  • Review tax law changes and research potential effects on your business or team members.

Quarter 3: Narrow down your options and lock in decisions

  • Prepare questions for your broker or other partners; ask about things like:
    • A partner or carrier’s Net Promoter Score and how their current customers rate their experience relative to industry averages
    • How your business can benefit from lower rates if the population is healthier than what community ratings would suggest
    • What abilities employers have to switch between solutions or plan options from year to year
    • What options your business has to set and stick to a health insurance budget, similar to salaries and 401k contributions and how that might impact employees
    • What year-round support is available for employers and employees – for example, all our plans come with Gravie Care, a concierge customer service for employees to help them navigate questions, bills, etc. that come up throughout the year
    • What communications are distributed throughout the year to engage employees or keep employers informed
    • If employees have support during the onboard process and how much involvement will be required by employers
  • Draft the budget for health and other benefits
  • Meet with people who have creative solutions to offer, such as Gravie’s defined contribution models or level-funded approaches that bypass community ratings
  • Narrow the options
  • Compare prices and make decisions
  • Start preparing your open enrollment timeline and communications, if not being led or facilitated by your partner
  • Share benefits updates and open enrollment timeline with team, if not being led or facilitated by your partner

Quarter 4: Finalize the details and launch open enrollment

  • Finalize the details of your benefits options
  • Finalize open enrollment communications pieces
  • Begin open enrollment!

Want more expert advice and helpful resources?
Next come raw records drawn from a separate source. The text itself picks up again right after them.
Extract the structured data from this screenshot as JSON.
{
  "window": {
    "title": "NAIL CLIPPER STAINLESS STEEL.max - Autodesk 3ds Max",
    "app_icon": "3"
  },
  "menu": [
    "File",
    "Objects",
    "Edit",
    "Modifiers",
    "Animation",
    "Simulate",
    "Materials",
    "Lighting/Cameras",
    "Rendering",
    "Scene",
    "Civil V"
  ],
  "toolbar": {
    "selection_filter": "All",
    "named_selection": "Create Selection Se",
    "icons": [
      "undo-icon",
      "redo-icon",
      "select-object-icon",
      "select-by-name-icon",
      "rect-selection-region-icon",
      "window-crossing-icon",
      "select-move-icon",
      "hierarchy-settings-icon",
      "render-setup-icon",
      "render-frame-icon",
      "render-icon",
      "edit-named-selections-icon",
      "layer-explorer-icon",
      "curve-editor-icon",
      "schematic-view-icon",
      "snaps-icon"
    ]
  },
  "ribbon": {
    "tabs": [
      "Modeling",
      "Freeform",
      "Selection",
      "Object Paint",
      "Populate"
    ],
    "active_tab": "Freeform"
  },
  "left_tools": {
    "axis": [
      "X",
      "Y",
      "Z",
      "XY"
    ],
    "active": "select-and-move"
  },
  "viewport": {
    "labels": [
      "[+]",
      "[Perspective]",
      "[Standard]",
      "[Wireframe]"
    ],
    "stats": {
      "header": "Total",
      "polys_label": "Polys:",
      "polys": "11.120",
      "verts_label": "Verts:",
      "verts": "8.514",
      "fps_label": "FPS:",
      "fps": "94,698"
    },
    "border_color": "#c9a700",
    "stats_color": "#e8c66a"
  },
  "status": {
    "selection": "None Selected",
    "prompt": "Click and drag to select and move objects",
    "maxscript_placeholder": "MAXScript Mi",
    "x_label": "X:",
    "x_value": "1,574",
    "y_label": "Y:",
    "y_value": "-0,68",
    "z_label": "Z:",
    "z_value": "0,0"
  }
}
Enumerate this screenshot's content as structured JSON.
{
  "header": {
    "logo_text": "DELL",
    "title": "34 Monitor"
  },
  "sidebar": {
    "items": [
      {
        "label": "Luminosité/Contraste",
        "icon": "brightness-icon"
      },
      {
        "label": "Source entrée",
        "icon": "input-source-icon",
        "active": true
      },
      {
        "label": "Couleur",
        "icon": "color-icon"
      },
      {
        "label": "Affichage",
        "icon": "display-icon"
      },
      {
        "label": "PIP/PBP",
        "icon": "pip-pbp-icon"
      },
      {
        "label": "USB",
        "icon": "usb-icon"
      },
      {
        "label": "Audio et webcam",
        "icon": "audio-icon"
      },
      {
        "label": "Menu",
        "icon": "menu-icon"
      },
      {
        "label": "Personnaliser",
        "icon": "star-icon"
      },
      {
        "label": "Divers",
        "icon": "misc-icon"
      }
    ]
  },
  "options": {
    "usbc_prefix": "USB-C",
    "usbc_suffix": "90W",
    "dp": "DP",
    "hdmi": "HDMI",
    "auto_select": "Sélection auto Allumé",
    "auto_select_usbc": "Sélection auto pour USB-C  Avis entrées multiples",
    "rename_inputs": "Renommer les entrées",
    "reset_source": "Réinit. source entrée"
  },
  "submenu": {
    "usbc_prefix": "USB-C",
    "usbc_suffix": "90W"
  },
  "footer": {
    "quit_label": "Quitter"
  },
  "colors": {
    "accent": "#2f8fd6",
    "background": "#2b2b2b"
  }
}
Want to connect directly with an expert to learn how Gravie may help you improve the way you offer benefits and provide better, more personalized coverage to your employees? Get in touch at Gravie.com.